Joseph Zbiciak | North Richland Hills, TX USA | 01/24/2004
(3 out of 5 stars)
"Gary starts to really explore his more 'goth industrial' side with this album, with dark, heavy songs questioning faith and purpose. The songs themselves are good at their core, but for many of these tracks, the versions on this album sound like good rough drafts rather than the polished genius I've come to expect from Gary's better works.Personally, with respect to this period of Gary's career, I prefer the somewhat more cohesive Sacrifice to this album. It's ironic that Sacrifice predates Exile. Several of the songs on Exile really hold up in their later incarnations. Hybrid brings the best out of Absolution and Dominion Day, replacing the wandering, occasionally lost-sounding vocals with a calm, powerful sense of purpose. On Hybrid, Dominion Day gets the much needed punch, dynamic range and lyrical tightness the original lacks. Absolution's remix on Hybrid carries your ears out to sea on a smooth sonic journey that Exile's version only hints at. Both songs wander less and stick to the task at hand in their remixed form.To be fair, the songs Dead Heaven and Angel Wars are rather well executed on this album. Gary rocks the house rather successfully with these tracks in concert (as demonstrated on the Scarred CD), and the concert versions are virtually unchanged from the versions on Exile.From my perspective, hard core fans would appreciate this album in much the same way that art critics enjoy pouring over a famous artist's sketchbook. Don't expect much more than a rough draft feel for many tracks on this album--Gary's still finding his legs with this one. If you're at all apprehensive, skip this one and buy Sacrifice, Hybrid (and/or its special edition, Mutate) and Scarred. You'll thank me."
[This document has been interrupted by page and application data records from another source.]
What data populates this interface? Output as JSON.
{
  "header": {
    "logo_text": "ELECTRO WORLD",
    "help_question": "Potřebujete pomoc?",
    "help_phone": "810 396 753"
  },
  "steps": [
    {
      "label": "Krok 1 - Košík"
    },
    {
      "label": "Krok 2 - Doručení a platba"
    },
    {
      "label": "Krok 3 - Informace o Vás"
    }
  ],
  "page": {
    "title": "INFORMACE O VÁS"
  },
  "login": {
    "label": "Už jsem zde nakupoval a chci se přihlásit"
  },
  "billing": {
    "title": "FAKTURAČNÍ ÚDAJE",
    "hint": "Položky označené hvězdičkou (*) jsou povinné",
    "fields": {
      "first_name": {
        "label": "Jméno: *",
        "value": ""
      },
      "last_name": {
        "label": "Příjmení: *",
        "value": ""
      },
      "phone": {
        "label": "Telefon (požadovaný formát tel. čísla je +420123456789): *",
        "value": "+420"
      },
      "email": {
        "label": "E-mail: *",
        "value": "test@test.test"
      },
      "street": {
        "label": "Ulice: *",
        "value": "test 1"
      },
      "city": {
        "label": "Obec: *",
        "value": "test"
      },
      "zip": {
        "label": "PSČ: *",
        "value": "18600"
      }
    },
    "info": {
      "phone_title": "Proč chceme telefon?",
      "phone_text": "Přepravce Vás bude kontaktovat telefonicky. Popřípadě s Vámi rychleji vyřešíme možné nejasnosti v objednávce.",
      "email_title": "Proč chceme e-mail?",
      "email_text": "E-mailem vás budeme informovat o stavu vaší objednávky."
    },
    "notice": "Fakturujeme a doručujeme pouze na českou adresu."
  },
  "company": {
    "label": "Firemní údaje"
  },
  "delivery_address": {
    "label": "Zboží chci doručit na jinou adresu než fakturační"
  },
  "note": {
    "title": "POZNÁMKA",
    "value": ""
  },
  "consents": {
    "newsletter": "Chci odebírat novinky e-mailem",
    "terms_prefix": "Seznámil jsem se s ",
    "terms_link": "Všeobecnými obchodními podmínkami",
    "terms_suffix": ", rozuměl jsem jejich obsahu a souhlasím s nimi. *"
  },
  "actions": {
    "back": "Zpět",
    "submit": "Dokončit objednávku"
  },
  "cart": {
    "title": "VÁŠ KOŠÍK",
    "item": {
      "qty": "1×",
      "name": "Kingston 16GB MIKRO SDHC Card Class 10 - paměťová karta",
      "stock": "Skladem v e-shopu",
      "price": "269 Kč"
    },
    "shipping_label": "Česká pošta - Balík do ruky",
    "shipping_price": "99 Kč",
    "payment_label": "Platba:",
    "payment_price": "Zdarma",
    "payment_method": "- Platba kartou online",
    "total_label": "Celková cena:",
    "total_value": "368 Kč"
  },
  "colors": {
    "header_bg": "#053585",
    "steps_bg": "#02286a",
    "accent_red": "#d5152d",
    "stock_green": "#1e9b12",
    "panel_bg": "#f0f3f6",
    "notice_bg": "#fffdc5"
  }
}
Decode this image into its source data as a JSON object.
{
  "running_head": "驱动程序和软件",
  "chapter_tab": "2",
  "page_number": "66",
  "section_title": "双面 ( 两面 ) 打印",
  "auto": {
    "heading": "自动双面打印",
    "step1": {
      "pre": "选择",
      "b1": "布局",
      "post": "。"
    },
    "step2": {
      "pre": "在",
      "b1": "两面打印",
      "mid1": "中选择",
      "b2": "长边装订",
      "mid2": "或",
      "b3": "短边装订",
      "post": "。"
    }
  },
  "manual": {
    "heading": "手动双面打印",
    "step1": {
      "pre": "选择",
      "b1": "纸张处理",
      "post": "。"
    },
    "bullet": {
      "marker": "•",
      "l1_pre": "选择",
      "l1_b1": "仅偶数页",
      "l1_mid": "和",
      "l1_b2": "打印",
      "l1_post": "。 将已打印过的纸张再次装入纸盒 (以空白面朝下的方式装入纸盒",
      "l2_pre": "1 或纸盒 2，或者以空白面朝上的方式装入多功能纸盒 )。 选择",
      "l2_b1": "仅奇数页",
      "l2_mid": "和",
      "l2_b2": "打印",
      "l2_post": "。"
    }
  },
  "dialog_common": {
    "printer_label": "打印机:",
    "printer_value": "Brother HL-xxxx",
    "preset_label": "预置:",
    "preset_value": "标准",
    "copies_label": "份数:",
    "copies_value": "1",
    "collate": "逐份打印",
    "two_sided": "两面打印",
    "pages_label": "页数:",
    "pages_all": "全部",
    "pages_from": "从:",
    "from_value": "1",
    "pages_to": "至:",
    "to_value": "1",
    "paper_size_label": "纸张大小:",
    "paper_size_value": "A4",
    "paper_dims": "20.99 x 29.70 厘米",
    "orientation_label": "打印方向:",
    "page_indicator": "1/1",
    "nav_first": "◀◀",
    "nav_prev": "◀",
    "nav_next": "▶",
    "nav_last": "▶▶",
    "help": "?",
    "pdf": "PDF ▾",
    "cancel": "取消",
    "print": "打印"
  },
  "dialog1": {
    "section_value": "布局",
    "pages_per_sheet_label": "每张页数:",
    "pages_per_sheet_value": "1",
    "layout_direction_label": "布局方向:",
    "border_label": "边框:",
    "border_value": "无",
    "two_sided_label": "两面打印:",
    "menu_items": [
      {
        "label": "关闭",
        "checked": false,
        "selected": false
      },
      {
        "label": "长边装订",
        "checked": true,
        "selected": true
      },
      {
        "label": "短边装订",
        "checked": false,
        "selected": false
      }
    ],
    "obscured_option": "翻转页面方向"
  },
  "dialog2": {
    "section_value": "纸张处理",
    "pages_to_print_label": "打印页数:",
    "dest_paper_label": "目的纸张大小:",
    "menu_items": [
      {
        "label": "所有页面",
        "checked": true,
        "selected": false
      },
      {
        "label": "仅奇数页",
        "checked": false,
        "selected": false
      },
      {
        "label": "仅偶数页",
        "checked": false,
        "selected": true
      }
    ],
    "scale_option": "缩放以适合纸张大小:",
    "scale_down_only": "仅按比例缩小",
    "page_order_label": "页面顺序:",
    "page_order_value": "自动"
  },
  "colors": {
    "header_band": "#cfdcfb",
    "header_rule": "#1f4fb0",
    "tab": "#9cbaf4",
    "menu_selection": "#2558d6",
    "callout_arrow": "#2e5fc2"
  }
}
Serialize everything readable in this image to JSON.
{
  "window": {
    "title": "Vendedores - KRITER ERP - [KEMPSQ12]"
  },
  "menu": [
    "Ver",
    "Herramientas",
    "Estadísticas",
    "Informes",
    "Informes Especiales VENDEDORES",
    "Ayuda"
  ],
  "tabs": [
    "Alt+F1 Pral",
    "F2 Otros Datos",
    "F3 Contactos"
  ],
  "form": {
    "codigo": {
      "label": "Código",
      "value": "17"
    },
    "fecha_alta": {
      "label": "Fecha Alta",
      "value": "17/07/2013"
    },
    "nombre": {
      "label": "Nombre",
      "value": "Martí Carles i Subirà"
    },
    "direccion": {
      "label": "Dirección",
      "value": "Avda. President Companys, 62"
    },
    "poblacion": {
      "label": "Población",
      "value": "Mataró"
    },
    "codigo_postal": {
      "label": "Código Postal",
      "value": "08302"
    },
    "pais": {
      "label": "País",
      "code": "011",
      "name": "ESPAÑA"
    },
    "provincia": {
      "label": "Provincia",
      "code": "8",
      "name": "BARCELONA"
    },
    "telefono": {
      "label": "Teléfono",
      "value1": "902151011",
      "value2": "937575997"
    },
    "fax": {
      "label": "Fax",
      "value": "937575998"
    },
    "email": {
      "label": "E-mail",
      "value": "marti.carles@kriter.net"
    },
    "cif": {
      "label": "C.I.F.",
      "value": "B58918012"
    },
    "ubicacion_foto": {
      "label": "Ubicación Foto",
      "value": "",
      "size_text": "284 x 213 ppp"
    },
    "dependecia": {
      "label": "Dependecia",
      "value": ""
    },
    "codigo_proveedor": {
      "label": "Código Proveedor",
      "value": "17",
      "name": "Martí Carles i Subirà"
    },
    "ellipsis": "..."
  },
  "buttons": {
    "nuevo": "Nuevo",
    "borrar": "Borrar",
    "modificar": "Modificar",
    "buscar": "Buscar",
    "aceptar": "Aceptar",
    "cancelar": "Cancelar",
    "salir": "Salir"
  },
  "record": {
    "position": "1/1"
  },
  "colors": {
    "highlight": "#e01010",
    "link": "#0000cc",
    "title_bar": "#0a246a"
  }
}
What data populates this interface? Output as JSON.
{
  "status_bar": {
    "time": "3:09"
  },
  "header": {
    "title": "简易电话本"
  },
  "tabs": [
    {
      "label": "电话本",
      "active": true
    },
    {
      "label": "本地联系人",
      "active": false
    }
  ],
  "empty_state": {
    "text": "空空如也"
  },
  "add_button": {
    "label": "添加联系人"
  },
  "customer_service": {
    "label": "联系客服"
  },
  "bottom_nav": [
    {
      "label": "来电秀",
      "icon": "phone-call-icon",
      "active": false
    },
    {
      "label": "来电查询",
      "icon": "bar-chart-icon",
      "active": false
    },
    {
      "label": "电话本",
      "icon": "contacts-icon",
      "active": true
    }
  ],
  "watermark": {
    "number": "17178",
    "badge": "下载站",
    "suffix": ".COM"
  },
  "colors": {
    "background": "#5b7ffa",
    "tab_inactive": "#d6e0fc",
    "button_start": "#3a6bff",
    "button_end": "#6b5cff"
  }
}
Actually an Improvement
Alf Kremer | Denver CO | 07/03/2001
(3 out of 5 stars)
"Gary Numan's "extended" albums never really made sense to me until this one. This is the first one where the album's emphasis is on its feel - the dark despair of a non/anti-religious world. The tracks here build upon that feeling to bring the atmosphere even further up front. I can't whole-heartedly recommend it - I must admit to preferring Gary Numan songs as songs rather than soundscapes. However, if the samples intrigue you, by all means, go for it."